Director of the race, John Cleary, said each year up to 40 people approach him asking if he can access the online system of running times and change their result.
Mr Cleary said he has been offered money to change a person’s running time, but it has not been “a substantial sum”.
“We seem to have about 30 to 40 requests every year to change a person’s time, but obviously we’ve never done this.
“It could be because there’s a bet on in a workplace, or there’s competition between a husband and wife, or friends who have been running together for a while, and one of them wants to do that little bit better than the other,” he explained.
He continued: “That’s 100% true. I can guarantee it will happen again this year. Some people start off by ringing up and saying ‘There must be something wrong with my running chip. I was definitely going faster than that.’ Then at times we have gone through the records and thousands of photos at the finishing line, and we say to people ‘Well, there’s a clock over your head in this picture and it has the same time’. Then they tell you the real reason,” he said, with a laugh.

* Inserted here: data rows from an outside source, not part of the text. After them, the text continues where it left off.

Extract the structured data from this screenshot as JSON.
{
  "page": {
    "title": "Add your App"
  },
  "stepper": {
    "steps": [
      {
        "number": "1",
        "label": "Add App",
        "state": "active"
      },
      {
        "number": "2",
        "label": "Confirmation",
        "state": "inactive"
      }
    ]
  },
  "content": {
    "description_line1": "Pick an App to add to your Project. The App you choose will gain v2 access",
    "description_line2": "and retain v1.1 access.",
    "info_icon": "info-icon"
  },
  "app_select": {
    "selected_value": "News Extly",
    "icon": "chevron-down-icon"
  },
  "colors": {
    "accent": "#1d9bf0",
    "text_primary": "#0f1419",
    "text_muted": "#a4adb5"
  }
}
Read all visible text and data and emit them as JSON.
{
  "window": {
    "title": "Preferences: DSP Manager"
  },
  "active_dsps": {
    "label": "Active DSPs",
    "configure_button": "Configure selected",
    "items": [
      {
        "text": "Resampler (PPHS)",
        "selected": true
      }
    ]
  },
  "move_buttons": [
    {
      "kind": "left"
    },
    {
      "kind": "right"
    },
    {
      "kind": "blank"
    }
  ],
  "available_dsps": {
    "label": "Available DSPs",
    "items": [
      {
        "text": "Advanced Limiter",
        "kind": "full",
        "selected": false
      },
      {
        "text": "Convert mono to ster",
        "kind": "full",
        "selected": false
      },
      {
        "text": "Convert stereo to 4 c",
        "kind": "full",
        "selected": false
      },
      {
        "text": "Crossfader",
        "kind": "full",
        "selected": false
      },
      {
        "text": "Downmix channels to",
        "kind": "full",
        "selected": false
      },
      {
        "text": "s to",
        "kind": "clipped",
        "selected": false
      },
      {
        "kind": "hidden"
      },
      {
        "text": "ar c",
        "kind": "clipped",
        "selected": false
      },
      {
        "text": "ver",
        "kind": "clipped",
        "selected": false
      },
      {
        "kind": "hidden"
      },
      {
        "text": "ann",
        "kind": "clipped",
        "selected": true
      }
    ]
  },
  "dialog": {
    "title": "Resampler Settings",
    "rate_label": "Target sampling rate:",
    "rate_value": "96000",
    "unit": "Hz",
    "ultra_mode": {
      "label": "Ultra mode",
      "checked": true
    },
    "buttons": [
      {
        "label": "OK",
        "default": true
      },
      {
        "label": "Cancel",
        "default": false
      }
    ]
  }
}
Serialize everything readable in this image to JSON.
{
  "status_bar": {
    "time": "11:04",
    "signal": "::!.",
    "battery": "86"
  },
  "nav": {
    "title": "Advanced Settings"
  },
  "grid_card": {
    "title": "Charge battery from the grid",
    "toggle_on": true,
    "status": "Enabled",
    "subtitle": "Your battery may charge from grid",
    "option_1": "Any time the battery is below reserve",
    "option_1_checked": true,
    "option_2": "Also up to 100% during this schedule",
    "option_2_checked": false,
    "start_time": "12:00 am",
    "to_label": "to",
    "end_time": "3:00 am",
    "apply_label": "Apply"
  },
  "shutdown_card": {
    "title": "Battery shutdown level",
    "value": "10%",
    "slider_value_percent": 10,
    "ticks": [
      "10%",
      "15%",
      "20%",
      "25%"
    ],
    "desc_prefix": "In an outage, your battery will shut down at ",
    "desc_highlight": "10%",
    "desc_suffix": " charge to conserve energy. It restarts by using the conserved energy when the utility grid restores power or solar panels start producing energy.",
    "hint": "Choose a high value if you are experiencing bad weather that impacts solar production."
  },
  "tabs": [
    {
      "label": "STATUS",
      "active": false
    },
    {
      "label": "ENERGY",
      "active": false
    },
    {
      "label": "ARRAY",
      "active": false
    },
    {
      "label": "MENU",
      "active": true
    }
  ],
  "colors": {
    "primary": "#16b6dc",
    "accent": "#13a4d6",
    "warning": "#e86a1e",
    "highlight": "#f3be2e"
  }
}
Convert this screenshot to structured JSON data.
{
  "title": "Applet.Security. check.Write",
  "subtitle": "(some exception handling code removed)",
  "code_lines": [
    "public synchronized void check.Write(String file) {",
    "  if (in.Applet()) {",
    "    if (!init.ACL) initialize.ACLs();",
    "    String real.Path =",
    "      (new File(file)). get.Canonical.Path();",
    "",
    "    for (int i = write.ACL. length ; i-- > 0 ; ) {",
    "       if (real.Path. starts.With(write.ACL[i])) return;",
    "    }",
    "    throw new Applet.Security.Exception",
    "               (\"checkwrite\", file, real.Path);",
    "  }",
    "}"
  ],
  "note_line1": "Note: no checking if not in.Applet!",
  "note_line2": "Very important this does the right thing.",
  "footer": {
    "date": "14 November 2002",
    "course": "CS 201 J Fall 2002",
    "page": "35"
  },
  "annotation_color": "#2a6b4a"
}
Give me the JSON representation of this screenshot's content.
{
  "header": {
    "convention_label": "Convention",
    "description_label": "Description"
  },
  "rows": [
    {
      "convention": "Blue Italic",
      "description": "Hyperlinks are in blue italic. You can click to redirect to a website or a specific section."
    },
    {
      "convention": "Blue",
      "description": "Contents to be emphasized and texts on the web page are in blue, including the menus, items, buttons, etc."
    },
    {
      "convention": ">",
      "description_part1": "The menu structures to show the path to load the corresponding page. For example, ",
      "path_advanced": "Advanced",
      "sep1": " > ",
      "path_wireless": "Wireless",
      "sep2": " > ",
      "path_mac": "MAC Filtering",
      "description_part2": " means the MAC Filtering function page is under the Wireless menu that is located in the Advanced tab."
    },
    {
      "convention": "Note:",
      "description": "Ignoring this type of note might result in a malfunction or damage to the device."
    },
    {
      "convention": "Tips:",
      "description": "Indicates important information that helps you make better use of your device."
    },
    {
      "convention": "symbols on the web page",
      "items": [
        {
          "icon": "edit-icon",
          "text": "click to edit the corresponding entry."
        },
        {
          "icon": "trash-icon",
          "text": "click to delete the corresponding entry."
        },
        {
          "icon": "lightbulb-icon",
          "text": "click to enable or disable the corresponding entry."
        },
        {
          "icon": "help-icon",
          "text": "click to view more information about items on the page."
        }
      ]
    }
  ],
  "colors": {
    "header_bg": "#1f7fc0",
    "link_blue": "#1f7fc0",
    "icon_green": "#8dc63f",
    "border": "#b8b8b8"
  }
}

In most cases, he said people offer to “buy you a pint”, rather than offering cash.
“It is funny. Most of the people who come forward I wouldn’t know at all. For a lot of people it’s just a but tongue in cheek, and usually they just want to make their time a little bit faster. Though we had one man who rang up asking about his time, and he didn’t finish the race at all, which we found out after going through thousands of pictures,” he said.
Over 4,000 people have now entered the Great Limerick Run on Sunday, May 6, with a maximum of 8,000 people expected to take part in the June Bank Holiday weekend.
Mr Cleary said the organising team and An Garda Siochana will also be clamping down on people who enter the race without paying to do so and wrongly pass the finishing line to claim a medal.
“We have never tried to stop it before, but this year we will be taking people off the road. This is an issue with every race and hundreds of people do it. Unfortunately we have to remove them from the race.
“The message we want to send out is that anyone trying to run without a number will be removed from the course. People say to themselves ‘I’ll run it, get a medal and not pay for it’, but other people then lose out on their medal at the finishing line. We have lots of photos of people crossing the finishing line with no race numbers,” he said.
Mr Cleary said last year 1,500 people signed up for the race at the Expo in the days leading up to the race, but warned people to enter early to avoid disappointment as the race has been capped at 8,000 people this year. There has been huge interest, he said, in a new addition to the third annual walk - a walkers’ marathon.